One thing that I see asked repeatedly online is how people manage their development, either for a small & simple project or a large and complex project. The setup obviously depends on the project and the requirements. However, personally I have 3 development environments, whereas at work we have 4:
- Local environment
- Staging environment
- Live environment
For this, I either run MAMP or XAMPP depending on the OS that I am using. My XAMPP install normally is configured to run two different MySQL servers, and run two different codebases for each virtual host that is set up.
Also, ensuring that database names, usernames and passwords are consistent on my local environment as on the live environment reduces the edits to code that I need to do before going live.
Ultimatley, there’s not a huge amount of difference between this & the live server. The main difference being that the database used within the staging environment is completely different to that of the live environment. Normally a command is ran to update the staging database with a complete copy of the live database, normally ran at the least trafficed time of the site.
This is what the users see, and is what is live on the site. What with the clue being in the name.
How does source control fit in?

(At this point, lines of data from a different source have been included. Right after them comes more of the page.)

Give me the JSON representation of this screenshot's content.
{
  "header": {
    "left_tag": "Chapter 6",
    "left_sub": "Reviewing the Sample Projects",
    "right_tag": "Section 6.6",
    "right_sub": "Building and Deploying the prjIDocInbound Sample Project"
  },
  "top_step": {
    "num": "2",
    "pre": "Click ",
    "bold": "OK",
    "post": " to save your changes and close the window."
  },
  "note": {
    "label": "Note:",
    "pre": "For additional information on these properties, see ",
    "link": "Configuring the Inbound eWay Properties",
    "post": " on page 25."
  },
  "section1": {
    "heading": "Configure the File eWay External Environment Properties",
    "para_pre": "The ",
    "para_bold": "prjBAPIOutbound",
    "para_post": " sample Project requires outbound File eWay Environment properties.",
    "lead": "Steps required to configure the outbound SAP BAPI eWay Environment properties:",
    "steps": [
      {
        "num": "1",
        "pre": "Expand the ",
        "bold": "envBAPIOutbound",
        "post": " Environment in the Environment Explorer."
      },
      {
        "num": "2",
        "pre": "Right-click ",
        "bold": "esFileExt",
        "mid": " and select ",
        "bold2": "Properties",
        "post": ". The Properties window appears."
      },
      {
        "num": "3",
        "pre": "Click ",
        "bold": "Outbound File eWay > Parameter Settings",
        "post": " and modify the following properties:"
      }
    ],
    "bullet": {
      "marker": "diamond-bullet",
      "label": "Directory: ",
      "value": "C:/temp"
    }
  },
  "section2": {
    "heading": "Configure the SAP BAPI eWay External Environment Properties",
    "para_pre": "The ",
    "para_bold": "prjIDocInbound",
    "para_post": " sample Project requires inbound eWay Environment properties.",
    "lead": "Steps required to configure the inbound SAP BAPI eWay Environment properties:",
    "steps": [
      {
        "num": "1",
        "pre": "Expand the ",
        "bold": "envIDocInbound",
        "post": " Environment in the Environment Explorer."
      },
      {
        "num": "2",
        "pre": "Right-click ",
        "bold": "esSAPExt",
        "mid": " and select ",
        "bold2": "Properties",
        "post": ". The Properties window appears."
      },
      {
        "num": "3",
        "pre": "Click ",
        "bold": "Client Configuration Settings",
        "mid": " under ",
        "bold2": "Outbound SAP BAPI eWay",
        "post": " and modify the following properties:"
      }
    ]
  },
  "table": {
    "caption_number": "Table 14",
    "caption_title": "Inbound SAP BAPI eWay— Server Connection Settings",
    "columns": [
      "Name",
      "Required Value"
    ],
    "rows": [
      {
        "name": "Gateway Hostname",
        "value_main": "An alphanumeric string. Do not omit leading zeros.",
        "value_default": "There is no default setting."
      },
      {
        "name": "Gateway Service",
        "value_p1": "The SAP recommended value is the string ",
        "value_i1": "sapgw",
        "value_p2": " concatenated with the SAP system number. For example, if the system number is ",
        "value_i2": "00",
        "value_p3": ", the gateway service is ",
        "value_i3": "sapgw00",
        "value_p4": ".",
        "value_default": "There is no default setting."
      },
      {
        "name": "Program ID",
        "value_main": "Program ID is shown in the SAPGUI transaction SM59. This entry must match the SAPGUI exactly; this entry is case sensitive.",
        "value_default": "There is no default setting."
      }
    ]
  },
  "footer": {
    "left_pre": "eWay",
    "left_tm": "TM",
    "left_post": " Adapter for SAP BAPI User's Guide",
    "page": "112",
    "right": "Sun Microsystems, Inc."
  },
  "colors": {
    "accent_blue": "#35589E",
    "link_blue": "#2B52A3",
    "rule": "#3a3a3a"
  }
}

Currently, I use SVN for the source control of my projects, the reason being that it is what we use at work & what I know. I use Beanstalk to host the repository, and use their integrated deployment functionality to push the code from the repository to live.
I commit … Staging gets touched
The way that the deployments are configured, if ever a commit is made the code is automatically uploaded to the staging server. This means that the staging server is a complete copy of the repository where everyone can play around & test each other’s code etc.
To push live, the wonders of Beanstalk mean that if I name the live server Pikachu all I have to do is ensure that within my commit message I have put
[deploy: Pikachu]. This will then do to the live server, what is done to the staging server, all of the code is pushed live.
Versions, Tortoise or CLI
One thing you’ll find is that I’m inherently lazy in what I do. People question why I do something one way, instead of another way. I for one, rarely (or ever) use command line for any sort of committing, or source control. The main reason being that if there is a nice GUI out there to do it for you, why not embrace it, use it and push your experience to the limit.
On Windows, I find that TortoiseSVN is the best option out there at the moment. Integrating amazingly well with the context menu, as well as deep integration with explorer to highlight the current state of a file, or directory.
When dabbling away on my Mac, I forked out for the amazing app that is Versions, whether that’s down to the student discount that I got on it, or whether it’s simply because it’s a suggested app by the fine folk at Beanstalk. Either way, it’s easily one of the best (if not the best) for SVN & Mac.